Wednesday, April 7, 2010

Black Suffering: Is Giving Up an Option?

By: Deric Muhammad

Have you ever met a person who appears to have given up? If you visit the homeless living underneath bridges in major cities across America you are sure to find a brain surgeon. How about the former freedom-fighter who sits amid the debris in the neighborhood park holding court about the “worthlessness” of Black youth? The road to freedom has and always will be a long and winding road littered with casualties along it’s byways that just “gave up.”

I’m not passing judgment on anyone. I am grateful for any and everyone who has lifted a finger to help Black people in the last 455 years. And let’s be realistic, Black people lead the nation in joblessness, incarceration, infant mortality, HIV/AIDS cases, poverty, fratricide (Black on Black murder) and so many other categories that signal the weak pulse of a people. To say that I have no understanding of why a person would think to give up on Black people would be a politically correct lie.

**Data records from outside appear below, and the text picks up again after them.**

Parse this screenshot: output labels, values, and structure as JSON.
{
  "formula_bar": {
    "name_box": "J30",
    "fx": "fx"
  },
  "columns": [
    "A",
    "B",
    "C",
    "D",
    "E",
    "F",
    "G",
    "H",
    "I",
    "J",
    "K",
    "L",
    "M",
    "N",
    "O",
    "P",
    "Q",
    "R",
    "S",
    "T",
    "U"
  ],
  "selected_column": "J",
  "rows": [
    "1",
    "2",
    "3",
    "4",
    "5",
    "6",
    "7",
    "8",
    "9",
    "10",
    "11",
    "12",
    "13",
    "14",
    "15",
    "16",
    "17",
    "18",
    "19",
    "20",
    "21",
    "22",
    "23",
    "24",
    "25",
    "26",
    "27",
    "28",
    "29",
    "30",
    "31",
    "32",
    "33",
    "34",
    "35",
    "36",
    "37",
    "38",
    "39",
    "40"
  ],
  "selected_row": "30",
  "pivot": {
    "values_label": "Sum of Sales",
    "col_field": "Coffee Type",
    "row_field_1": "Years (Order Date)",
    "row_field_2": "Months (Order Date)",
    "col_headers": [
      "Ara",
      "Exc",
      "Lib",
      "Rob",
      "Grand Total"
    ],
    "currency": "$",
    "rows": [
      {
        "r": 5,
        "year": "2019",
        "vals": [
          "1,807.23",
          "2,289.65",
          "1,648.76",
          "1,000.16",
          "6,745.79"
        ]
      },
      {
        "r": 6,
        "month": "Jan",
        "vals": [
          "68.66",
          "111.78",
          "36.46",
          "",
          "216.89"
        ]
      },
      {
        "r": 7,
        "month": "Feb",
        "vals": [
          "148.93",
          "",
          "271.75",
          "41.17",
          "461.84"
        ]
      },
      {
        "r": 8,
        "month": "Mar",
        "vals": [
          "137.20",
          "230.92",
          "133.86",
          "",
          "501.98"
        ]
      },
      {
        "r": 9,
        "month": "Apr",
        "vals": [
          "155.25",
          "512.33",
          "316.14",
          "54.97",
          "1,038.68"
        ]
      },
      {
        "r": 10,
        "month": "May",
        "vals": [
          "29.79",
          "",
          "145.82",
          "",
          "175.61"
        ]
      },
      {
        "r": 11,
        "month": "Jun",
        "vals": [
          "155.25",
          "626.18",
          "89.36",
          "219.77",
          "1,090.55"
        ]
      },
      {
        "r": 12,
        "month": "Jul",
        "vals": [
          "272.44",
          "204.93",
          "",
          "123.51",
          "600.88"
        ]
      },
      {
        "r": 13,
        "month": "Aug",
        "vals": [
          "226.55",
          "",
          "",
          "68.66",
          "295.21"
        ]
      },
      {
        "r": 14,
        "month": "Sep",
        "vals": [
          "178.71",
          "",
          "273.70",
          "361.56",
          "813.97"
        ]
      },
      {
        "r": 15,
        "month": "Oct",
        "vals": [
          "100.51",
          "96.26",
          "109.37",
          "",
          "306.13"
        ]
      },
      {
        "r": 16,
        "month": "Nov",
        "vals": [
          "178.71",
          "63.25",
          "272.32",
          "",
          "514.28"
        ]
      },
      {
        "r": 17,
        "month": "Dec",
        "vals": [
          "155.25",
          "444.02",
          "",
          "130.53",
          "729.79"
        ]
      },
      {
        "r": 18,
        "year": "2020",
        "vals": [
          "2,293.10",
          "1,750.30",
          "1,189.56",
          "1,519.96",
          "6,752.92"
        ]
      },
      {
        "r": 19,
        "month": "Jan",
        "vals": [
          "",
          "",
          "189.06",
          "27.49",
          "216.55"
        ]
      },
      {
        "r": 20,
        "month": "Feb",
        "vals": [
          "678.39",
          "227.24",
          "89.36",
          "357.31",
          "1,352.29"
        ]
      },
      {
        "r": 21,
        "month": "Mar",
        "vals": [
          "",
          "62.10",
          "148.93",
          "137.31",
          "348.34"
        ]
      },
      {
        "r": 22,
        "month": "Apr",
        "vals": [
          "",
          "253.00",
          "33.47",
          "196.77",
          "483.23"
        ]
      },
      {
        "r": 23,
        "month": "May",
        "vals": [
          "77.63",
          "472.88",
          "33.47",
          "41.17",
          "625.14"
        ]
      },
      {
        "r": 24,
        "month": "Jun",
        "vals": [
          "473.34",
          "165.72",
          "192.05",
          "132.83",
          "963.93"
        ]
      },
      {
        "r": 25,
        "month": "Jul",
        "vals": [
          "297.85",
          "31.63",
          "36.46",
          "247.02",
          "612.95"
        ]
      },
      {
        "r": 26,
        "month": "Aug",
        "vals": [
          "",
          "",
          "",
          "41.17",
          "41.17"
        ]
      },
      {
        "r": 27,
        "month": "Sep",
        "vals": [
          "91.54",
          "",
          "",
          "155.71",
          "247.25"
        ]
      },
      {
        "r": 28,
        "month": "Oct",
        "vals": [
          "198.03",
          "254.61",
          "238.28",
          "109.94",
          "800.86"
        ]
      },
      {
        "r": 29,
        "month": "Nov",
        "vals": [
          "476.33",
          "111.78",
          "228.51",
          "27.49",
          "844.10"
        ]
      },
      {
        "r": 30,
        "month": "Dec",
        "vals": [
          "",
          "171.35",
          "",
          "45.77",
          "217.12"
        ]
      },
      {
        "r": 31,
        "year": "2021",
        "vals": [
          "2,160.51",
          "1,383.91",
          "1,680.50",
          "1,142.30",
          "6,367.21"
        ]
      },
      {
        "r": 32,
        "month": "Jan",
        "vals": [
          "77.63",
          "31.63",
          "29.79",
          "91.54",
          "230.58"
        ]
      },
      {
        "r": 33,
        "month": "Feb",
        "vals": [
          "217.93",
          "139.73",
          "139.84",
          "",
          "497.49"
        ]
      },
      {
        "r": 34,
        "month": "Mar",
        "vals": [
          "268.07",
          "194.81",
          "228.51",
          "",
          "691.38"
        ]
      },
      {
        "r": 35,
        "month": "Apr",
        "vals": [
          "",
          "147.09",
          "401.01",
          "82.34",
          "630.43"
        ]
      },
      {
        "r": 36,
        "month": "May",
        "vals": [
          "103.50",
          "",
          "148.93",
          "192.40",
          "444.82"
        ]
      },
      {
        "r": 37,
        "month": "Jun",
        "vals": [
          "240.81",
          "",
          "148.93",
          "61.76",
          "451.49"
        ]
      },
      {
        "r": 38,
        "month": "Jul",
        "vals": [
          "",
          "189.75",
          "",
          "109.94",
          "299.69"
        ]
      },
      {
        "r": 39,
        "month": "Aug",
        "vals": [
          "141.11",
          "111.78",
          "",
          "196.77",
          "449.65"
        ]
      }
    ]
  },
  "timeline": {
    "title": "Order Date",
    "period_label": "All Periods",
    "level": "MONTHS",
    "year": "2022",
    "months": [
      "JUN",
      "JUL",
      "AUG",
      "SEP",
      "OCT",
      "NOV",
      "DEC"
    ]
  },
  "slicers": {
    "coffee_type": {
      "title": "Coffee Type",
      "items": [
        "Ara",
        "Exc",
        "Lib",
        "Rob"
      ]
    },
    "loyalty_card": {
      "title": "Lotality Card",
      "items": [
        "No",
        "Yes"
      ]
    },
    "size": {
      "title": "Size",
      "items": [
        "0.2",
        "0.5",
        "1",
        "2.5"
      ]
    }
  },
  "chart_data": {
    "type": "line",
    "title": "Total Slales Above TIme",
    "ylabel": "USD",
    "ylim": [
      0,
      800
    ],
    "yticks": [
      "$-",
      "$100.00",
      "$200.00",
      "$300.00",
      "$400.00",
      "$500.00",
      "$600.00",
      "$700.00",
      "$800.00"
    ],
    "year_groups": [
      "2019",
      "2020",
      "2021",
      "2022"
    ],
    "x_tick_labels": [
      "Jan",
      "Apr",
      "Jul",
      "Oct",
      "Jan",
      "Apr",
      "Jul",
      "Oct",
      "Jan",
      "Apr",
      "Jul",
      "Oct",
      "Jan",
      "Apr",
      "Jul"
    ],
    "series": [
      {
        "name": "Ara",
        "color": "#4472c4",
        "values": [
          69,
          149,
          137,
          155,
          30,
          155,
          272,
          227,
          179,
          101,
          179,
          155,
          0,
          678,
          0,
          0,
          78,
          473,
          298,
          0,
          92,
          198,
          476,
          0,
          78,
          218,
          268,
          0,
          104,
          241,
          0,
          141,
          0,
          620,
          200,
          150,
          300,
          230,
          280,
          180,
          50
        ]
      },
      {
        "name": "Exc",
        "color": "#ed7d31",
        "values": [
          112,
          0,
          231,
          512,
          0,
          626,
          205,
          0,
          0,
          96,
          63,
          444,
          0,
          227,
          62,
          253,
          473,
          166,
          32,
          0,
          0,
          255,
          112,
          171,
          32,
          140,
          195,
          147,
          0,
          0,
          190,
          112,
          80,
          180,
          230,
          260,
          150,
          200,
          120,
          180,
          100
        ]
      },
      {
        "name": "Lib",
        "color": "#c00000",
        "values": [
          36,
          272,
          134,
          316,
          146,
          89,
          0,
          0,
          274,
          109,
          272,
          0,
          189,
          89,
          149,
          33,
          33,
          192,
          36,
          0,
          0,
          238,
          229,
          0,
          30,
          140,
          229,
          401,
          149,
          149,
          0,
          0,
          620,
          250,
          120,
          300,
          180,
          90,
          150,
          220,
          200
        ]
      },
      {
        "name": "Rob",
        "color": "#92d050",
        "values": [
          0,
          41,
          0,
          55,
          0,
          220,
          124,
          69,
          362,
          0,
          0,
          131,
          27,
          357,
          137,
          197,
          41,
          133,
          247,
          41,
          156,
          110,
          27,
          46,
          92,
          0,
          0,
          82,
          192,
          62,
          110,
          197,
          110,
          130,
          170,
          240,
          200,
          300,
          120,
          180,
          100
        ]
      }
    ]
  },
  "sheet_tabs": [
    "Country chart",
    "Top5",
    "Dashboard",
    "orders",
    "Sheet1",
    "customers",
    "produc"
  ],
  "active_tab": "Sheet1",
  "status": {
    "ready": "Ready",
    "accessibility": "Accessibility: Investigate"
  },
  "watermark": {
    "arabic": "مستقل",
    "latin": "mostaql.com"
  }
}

A few weeks ago a 3-year old Charissa Powell was shot and killed during what police called an attempted carjacking in north Houston. Two men attempted to rob Charissa’s father at gunpoint for the rims on his car. When her father tried to remove Charissa from the car one of the men opened fired with an AK47 killing her and wounding her brother. This is the kind of insanity that makes Black people think about “giving up.”

The late great Donny Hathaway used to sing a beautiful tune that said “Giving Up is so hard to do…when you really love someone.” While Hathaway appears to have been singing to a woman, I would contend that the same sentiments can be applied when speaking of a people who suffer like my people. The truth is that in order to maintain your stride toward freedom, justice and equality for Black people you have to love Black people with a love so unconditional that you love them more than they hate themselves.

I don’t write this kind of article out of a vacuum. I hear the hurt, pain, disappointment and livid anger expressed by people in barber shops, grocery stores, churches, etc, when innocent children like Charissa Powell get caught in the crossfire of ignorance and self-hate. Sincere Black people have at times told me to my face, “You go ahead Muhammad. Call me if you need me, but I’m sick of ni—as.” Like it or not, this is the way that Black America is talking.

I could not bear to go to Charissa Powell’s funeral for 2 reasons. 1). The last time I attended a funeral where that casket was that small it took me nearly a year to recover. 2). Knowing that her young life was taken by one of our own misguided brothers compounds the pain tenfold. However, I know that my personal pain will never be more important that God’s will. Therefore I can never give up on Black people, considering God has not given up on me.

It is natural that we sometimes get tired, overwhelmed and discouraged. If you turn on the nightly news, the non-stop images of Black people in handcuffs, postured before judges could very well make one want to just move to an island. But no matter, where you go the suffering of darker people will follow you. And so will your conscience. We will never be free until giving up on Black people becomes synonymous with giving up on self.

This is no time to give up; this is the time to get up. The only thing that we need to give up is apathy, complacency, laziness and disunity. Instead of giving up on our people let’s give up everything that has become an impediment to our rise. I’m all for giving up on envy, jealousy, gang warfare and dope dealing. To give up on your people is to give up on your birthright. To give up on your people is to give up on our children and their future.

If we give up how many more lives of innocent babies like Charissa Powell do we place into the hands of the forces of death that plague the streets of America and the Black community? Charissa’s death should serve as a “wake-up call”; not a sleeping pill. It’s time to give up the thought of “giving up.” It is not an option.

If you have ever been a part of any organization that fights for justice on behalf of our people I ask that you revisit, rejoin and rededicate yourself. If you have never joined an organization like this, make a wise choice and then do so. If you are not a mentor to some young person or a watchman for the elderly in your community I say “get up.” The only thing we can afford to give up is the grave of ignorance. And the next time you think about giving up on Black people, think of where you would be had God given up on you.

1 comment:

  1. Great article Bro. Deric!! Definitely made me self-reflect......

    Bro. Mark